An Aboriginal man in a black striped shirt and wide brimmed hat stands in a outdoor bar area.

Kowanyama’s takeaway liquor license has good and bad sides for remote Cape York community

To legally buy alcohol from this Queensland pub you must blow in the bag – and you must blow zero.

Kowanyama, a remote town on western Cape York, was one of seven Indigenous communities in Queensland where prohibition was introduced in 2008.

In 2014, the local canteen reopened serving restricted amounts of alcohol.

This year the community has gained more freedom regarding alcohol, successfully applying for a takeaway license.

But that freedom is restricted.

Each person is limited to buying 12 mid-strength drinks per evening, and only from Wednesday to Saturday between 5pm and 11pm.

To enter the canteen patrons you must sign in, take a breathalyser test, and return a zero blood alcohol reading—even to buy takeaways.

Some Kowanyama residents register their homes as ‘dry places’, with penalties for anyone who brings alcohol in.(ABC Far North: Mark Rigby )

They can then, for example, have four drinks at the bar and take eight home.

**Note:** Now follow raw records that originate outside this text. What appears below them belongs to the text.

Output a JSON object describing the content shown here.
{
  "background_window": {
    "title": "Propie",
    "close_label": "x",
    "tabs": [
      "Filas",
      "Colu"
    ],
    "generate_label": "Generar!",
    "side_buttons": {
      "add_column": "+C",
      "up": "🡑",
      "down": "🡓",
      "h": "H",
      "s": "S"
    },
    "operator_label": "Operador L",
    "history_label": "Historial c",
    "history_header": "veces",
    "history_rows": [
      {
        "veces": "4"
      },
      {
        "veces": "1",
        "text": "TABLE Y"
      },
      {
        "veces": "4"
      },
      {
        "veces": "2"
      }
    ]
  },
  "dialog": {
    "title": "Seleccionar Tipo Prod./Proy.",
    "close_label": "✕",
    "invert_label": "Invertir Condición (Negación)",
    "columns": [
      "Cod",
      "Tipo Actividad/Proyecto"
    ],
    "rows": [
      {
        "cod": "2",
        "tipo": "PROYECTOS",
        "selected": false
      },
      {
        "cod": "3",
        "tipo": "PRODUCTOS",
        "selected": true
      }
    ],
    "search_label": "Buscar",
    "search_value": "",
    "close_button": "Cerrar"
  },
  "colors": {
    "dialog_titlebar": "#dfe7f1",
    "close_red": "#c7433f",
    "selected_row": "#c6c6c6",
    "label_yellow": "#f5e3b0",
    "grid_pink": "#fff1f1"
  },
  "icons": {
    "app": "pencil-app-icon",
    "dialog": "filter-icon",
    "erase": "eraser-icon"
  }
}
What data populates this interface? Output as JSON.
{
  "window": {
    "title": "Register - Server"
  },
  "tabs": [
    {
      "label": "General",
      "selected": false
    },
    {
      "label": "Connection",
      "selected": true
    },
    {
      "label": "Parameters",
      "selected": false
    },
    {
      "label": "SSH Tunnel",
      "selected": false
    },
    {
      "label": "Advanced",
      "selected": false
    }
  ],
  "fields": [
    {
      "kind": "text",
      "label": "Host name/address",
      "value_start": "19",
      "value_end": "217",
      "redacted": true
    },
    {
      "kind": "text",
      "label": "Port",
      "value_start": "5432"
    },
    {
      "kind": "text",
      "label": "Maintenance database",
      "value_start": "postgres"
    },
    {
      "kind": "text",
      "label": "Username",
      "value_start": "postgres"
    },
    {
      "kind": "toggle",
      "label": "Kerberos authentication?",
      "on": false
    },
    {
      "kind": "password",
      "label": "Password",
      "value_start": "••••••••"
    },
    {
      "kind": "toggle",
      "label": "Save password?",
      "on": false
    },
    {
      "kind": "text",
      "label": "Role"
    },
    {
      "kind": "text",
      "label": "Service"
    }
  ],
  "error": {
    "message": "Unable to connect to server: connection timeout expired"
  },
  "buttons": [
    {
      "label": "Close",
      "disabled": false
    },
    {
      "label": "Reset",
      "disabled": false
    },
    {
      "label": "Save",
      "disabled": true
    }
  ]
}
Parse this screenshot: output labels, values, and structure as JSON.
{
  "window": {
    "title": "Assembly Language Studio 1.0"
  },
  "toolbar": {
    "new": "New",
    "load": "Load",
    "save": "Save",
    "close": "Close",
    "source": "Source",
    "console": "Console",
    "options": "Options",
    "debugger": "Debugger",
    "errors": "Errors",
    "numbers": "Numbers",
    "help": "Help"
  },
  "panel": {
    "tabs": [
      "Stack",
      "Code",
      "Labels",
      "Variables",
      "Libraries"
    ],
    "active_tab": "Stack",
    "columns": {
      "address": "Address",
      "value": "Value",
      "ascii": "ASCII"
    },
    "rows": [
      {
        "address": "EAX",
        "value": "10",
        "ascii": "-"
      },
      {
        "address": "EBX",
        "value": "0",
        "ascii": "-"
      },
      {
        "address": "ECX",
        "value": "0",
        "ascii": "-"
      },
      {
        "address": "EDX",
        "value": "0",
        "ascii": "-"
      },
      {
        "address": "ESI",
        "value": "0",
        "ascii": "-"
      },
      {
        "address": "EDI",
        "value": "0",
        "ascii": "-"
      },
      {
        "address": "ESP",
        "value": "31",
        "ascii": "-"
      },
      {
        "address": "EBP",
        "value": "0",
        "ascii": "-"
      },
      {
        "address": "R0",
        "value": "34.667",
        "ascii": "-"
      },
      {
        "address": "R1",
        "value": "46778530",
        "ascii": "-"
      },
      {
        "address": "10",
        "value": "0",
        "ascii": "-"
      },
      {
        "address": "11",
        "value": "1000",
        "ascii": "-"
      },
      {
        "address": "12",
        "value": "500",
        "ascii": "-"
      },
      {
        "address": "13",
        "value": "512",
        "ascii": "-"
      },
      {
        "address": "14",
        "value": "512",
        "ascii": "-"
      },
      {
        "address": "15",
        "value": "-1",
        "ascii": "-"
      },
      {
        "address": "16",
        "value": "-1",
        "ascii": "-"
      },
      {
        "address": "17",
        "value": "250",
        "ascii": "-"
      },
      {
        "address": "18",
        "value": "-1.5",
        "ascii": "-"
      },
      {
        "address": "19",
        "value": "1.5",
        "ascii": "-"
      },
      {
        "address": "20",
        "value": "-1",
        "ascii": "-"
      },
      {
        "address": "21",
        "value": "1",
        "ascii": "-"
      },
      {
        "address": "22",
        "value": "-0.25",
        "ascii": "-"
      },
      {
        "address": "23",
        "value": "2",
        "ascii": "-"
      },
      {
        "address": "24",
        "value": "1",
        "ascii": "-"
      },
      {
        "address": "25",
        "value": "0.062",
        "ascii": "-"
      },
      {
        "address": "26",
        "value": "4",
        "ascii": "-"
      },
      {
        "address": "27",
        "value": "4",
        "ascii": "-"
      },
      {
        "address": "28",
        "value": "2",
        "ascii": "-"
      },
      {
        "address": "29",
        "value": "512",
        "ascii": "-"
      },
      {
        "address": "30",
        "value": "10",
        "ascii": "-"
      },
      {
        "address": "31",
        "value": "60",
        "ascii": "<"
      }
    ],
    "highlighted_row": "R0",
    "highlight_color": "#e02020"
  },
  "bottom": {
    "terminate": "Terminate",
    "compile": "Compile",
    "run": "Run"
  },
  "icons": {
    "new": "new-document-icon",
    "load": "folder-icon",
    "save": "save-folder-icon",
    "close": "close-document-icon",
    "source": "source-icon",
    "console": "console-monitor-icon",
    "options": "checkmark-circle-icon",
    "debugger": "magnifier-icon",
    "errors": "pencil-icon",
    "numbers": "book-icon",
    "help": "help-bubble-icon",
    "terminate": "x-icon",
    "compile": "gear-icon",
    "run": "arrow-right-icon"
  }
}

Producing a members or visitors card at the bar allows staff to keep tabs on how many drinks people have had, while customers are kept informed of their limit by a flashing digital display on the cash register.

A similar canteen has this month opened on the opposite side of Cape York, at Lockhart River — another of the seven communities where prohibition was introduced in 2008.

Venues on Mornington Island and at Pormpuraaw, on western Cape York, are also in the process of applying for extensions of their existing liquor licences.

‘Hardly anyone here’

Many in Kowanyama gathered for the annual Rodeo Ball this month, hosted at the canteen.

Thomas Hudson, President of the Kowanyama Sport and Recreation Association which runs the canteen, said the aim of the ball was to bring the community together.

An Aboriginal man dressed in jeans and a plaid shirt stands under a string of balloons reading 'Rodeo Ball'.
Kowanyama Sport and Recreation Association president Thomas Hudson spearheads the annual Rodeo Ball.(ABC Far North: Mark Rigby)

“For people to dress up and be proud of themselves because we don’t do that every day here in our community,” Mr Hudson said.

Attendance at this year’s event, the first since its inception where takeaway alcohol has been available, was down on previous years.

The steady stream of people buying from the canteen takeaway counter before its 8pm closure confirmed what ball attendee Clive ‘Smokey’ Gilbert suspected – that many were choosing to drink at home.

“There’s hardly anyone in the canteen here,” Smokey said.

“When no takeaways were on this pub used to be crowded but you don’t see that now, they’re always going home now.”

Two Indigenous men stand side by side under fluorescent lights in a bar.
Clive ‘Smokey’ Gilbert (L) and Kowanyama Aboriginal Shire Mayor Robbie Sands (R) attended this year’s Rodeo Ball.(ABC Far North: Mark Rigby)

Fellow Kowanyama resident Gwendolyn Dick said despite the below average attendance, the ball did succeed in bringing the community together during an extended period of sorry business.

“We had four deaths just recently, and another one in the last week or so,” Ms Dick said.

“It’s good to see all the families from in the community come together all in one because we often can’t during the sorry business and the funeral.”

Return of rights and responsibilities

Most in Kowanyama welcome the return of the canteen and of takeaway alcohol sales, including the community’s women’s support group.

Security providers and canteen customers said the increase in takeaway sales had resulted in a reduction in fights and anti-social behavior at the pub.

“It’s something good for the community,” Smokey said.

“It keeps them out of trouble and people enjoy their beers at home watching the football.”

Silhouetted figures bathed in fluorescent light in an outdoor bar.
Rodeo Ball attendance was down in 2022, with takeaway sales meaning more people are choosing to drink at home instead.(ABC Far North: Mark Rigby)

For Michael Yam, a former mayor of the Kowanyama Aboriginal Shire Council the resumption of takeaway alcohol sales at the community’s canteen is a return of the rights and responsibilities of the townspeople.

“It’s about time they gave us something back,” he said.

“It’ll probably minimize the sly grogging because, as we know, in our community there’s always opportunists that are going to do it.”

And he said there were benefits to people choosing to drink at home, rather than at the canteen.

“Some families take their drinks home so that they can be home with their kids instead of drinking in the club all the time, away from their little ones.”

Lockhart River Aboriginal Shire Major Wayne Butcher said that community’s newly opened canteen had been “14 years in the making.”

“It’s created 10 new jobs in the community overnight so it’s great to see a lot of young people working as crowd controllers, security or people serving alcohol behind the bar and preparing food,” he said.

“That’s the other side of the coin that we don’t get to look at too much or focus on.”